◆ Exercise brief
Report every line in the listing below where the string "바랍니다" shows up.
/---
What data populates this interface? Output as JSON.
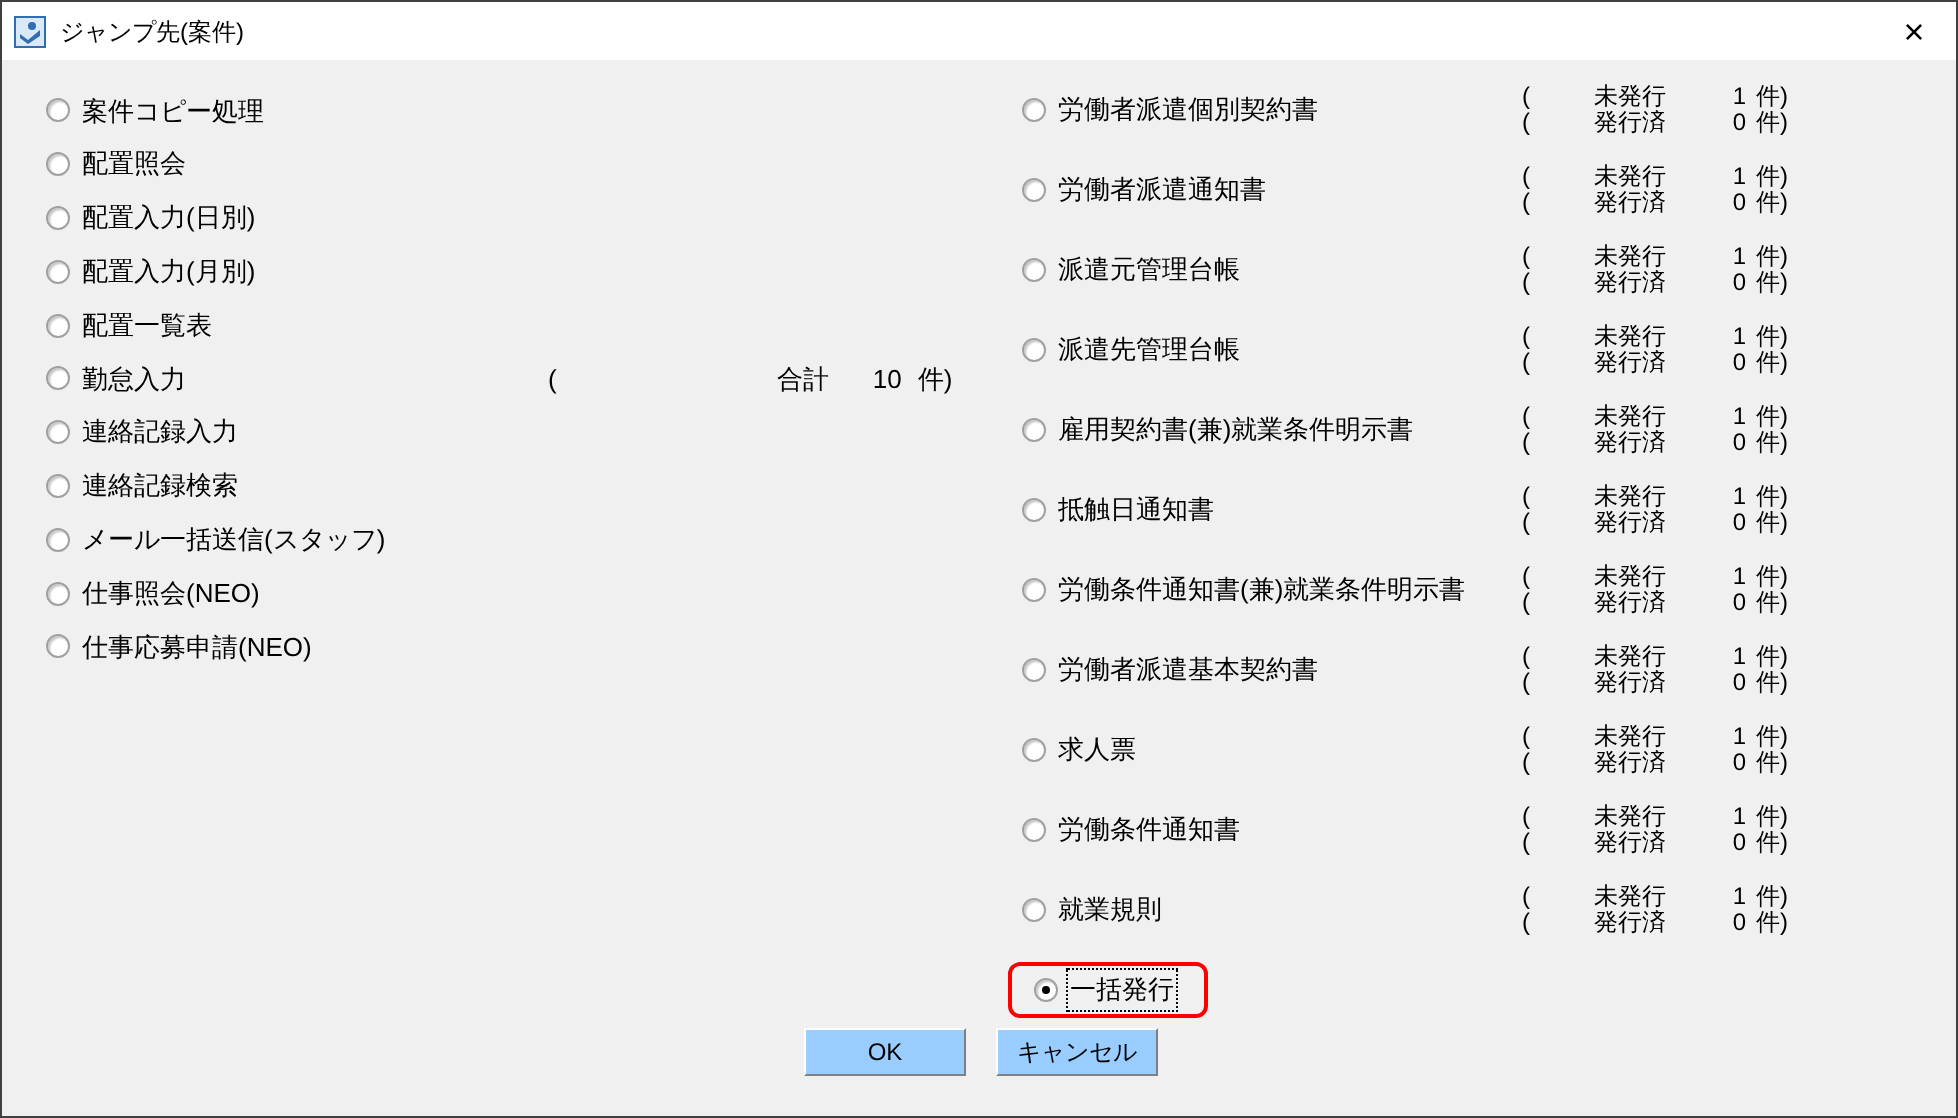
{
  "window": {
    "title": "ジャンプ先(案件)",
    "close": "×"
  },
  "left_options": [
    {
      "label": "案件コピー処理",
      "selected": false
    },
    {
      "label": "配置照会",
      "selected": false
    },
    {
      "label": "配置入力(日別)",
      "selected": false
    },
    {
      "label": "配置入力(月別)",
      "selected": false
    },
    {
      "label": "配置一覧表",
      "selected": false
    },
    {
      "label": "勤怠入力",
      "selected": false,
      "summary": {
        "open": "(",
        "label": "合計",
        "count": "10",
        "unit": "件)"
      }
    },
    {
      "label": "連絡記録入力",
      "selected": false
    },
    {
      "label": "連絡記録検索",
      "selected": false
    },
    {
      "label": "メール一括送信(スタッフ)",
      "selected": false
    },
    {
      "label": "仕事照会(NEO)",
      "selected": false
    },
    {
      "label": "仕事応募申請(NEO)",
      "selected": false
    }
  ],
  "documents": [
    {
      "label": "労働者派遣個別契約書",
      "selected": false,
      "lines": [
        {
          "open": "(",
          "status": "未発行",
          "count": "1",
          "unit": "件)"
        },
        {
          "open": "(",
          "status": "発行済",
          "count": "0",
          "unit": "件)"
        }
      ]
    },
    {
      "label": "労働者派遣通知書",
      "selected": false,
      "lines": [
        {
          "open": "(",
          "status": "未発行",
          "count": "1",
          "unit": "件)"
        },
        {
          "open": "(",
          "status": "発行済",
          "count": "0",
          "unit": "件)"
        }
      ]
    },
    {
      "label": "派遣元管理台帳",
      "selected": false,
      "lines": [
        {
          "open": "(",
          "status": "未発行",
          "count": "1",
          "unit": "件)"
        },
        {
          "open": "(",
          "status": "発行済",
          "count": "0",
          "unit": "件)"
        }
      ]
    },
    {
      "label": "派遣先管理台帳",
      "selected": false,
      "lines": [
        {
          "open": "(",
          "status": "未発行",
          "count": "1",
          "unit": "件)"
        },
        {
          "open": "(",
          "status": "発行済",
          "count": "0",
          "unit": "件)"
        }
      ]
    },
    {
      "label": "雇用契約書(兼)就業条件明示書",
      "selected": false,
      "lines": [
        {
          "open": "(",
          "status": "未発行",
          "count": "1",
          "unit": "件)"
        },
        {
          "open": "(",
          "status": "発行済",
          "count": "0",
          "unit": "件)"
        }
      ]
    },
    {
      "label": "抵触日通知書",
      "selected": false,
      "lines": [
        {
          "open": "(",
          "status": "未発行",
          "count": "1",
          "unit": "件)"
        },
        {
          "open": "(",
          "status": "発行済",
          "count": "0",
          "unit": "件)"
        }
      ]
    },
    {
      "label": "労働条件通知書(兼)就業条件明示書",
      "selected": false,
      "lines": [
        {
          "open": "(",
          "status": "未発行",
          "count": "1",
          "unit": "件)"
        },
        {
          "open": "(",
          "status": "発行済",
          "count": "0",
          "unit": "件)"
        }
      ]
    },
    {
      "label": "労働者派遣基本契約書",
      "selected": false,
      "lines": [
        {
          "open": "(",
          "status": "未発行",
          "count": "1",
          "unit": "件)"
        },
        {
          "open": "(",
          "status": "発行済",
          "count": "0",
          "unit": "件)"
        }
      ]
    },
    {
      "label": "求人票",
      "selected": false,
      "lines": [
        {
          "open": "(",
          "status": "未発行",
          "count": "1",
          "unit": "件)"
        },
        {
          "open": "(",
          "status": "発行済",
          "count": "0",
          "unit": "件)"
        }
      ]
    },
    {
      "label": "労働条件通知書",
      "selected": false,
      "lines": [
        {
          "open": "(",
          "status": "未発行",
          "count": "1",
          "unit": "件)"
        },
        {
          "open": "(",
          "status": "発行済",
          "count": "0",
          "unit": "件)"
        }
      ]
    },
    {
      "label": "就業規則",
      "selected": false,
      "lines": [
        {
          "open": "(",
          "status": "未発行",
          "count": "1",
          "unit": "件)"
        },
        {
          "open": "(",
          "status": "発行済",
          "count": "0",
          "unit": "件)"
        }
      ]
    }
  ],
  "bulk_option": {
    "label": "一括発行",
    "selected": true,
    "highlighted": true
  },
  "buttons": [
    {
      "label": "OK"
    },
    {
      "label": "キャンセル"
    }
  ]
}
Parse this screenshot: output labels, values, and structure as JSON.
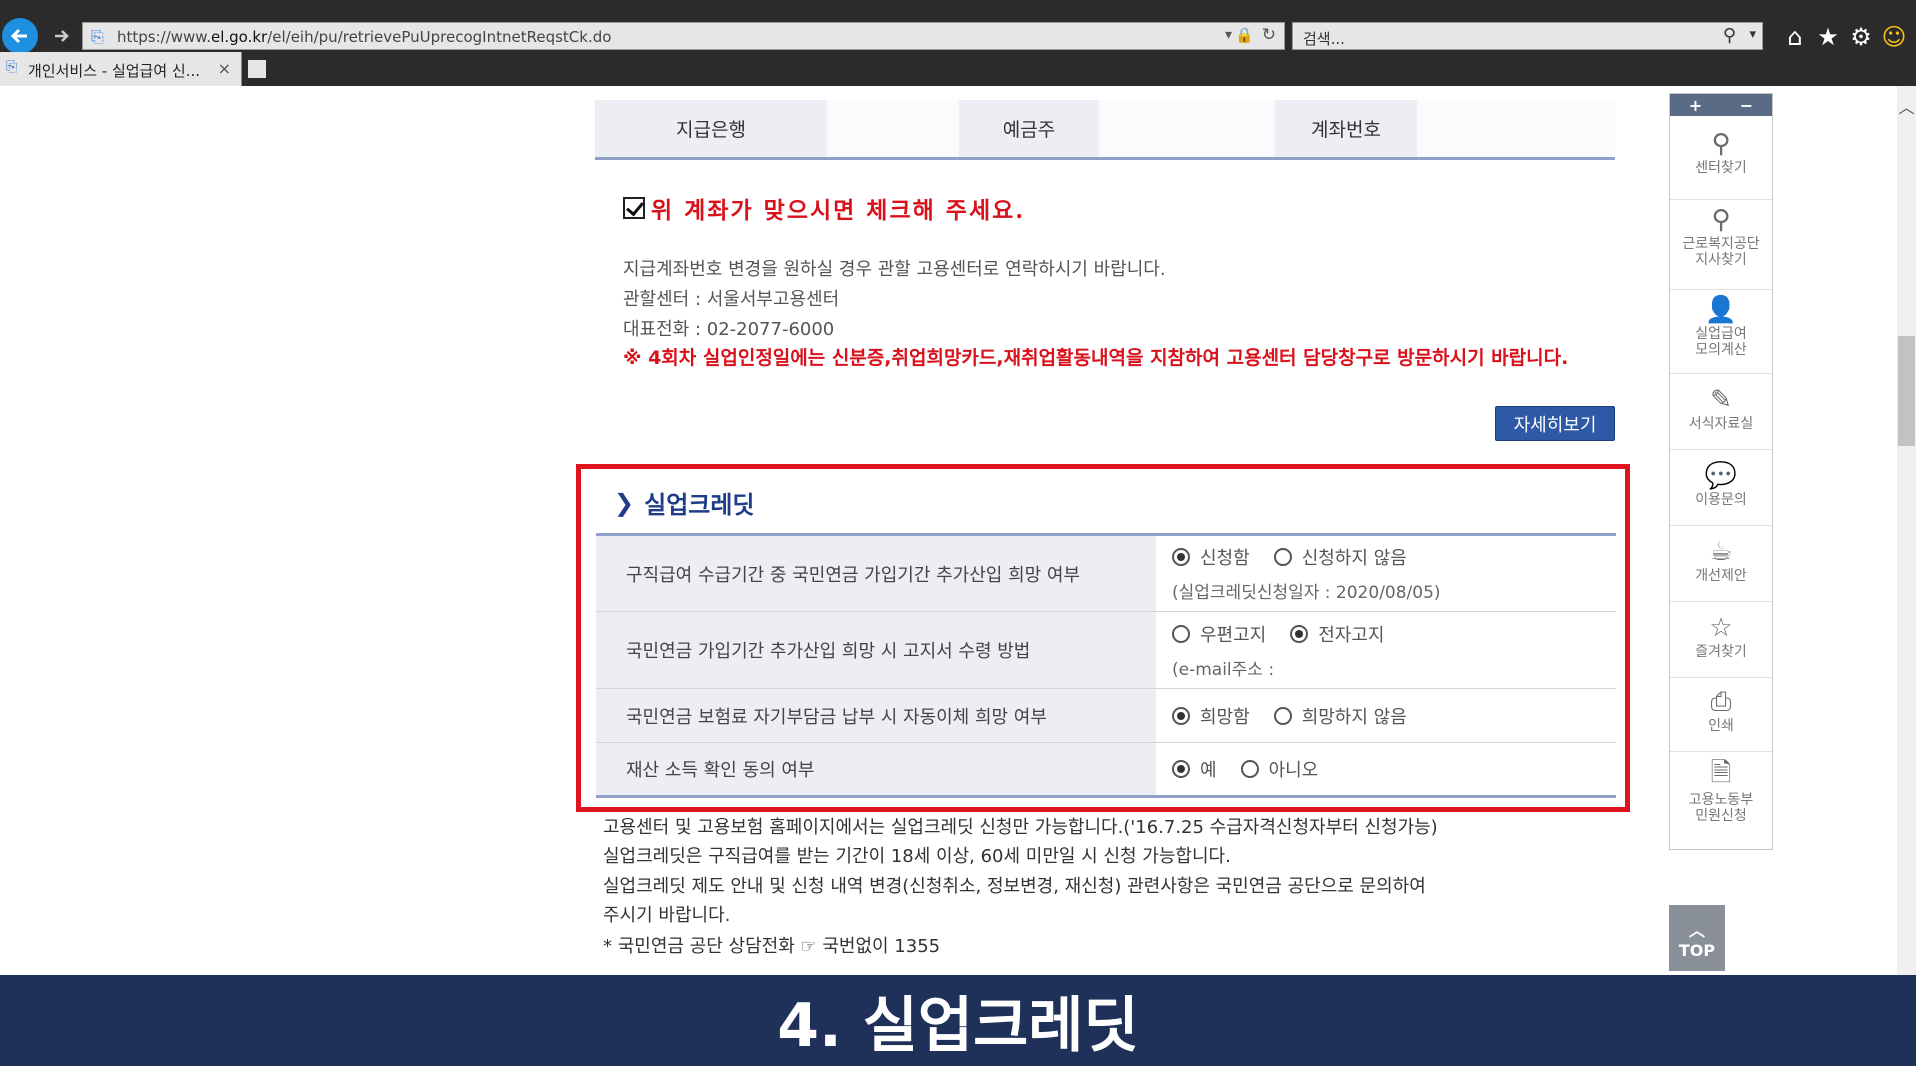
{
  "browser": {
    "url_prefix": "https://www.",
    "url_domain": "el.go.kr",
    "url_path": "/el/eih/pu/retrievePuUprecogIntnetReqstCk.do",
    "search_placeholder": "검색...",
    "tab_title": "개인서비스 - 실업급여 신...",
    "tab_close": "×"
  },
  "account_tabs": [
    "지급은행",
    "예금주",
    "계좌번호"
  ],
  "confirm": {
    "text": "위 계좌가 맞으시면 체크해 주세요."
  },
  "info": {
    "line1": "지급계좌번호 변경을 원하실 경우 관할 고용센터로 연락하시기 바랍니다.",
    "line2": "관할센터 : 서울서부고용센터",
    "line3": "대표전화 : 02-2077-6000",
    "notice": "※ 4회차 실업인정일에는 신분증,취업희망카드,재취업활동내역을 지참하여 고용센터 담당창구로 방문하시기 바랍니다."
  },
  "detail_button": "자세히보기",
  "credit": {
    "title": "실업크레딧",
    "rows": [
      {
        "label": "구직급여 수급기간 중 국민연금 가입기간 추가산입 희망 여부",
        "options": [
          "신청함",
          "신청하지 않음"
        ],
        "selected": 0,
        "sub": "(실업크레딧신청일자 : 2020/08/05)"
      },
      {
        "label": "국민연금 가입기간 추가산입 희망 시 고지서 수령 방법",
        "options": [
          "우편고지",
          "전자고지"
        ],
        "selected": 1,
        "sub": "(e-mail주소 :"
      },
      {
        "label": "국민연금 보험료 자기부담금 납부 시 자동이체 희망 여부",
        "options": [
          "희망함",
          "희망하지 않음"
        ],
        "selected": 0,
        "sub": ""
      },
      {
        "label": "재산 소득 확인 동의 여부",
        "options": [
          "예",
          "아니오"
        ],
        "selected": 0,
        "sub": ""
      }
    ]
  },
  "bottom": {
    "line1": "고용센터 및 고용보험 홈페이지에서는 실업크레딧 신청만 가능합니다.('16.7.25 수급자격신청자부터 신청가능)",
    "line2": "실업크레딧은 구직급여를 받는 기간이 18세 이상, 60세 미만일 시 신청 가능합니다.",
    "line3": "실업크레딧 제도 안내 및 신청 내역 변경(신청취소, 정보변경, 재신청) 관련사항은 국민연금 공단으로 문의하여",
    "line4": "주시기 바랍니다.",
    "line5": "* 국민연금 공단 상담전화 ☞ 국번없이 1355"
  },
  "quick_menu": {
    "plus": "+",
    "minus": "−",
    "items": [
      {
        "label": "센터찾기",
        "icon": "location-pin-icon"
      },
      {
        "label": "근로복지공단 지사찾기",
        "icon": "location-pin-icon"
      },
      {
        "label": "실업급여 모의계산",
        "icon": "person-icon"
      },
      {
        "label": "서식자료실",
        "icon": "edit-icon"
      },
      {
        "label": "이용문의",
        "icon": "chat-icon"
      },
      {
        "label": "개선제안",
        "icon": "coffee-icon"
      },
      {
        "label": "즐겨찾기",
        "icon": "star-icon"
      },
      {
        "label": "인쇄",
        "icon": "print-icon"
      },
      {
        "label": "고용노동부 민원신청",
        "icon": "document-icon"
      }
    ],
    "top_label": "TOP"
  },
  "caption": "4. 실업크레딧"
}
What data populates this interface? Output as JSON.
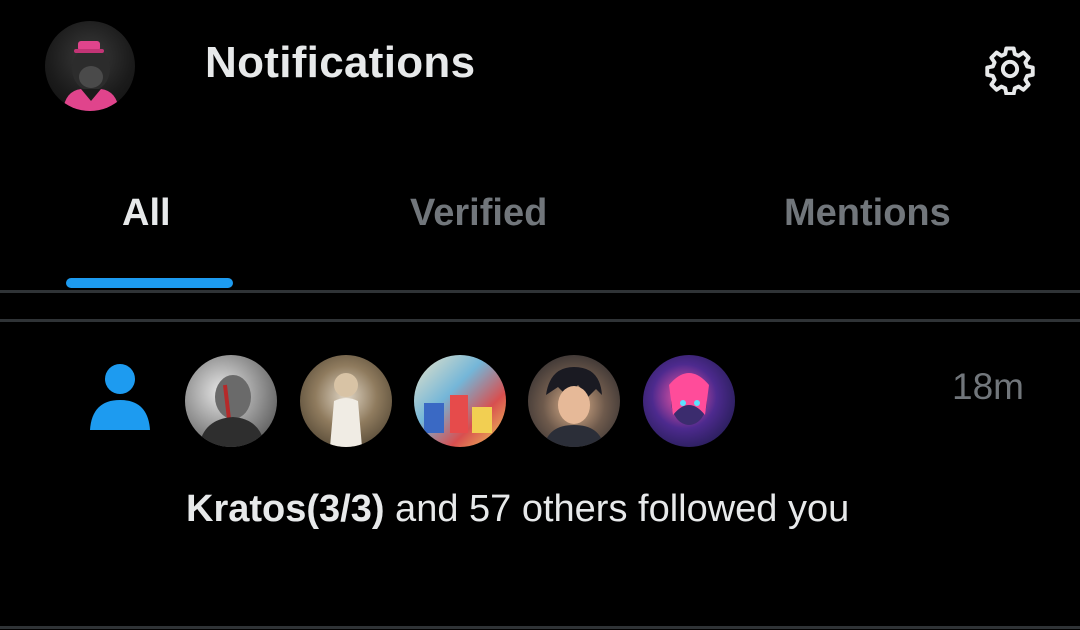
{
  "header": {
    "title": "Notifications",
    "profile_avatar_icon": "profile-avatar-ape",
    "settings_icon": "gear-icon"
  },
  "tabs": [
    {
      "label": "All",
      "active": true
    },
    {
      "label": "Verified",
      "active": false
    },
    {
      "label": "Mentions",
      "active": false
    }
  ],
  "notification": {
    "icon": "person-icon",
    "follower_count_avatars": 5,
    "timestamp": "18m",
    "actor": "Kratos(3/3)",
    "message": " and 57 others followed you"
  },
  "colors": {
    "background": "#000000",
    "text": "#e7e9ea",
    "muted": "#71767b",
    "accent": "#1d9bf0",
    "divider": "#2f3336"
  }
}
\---
◆ Output below
    "line1": "지급계좌번호 변경을 원하실 경우 관할 고용센터로 연락하시기 바랍니다.",
    "notice": "※ 4회차 실업인정일에는 신분증,취업희망카드,재취업활동내역을 지참하여 고용센터 담당창구로 방문하시기 바랍니다."
    "line4": "주시기 바랍니다.",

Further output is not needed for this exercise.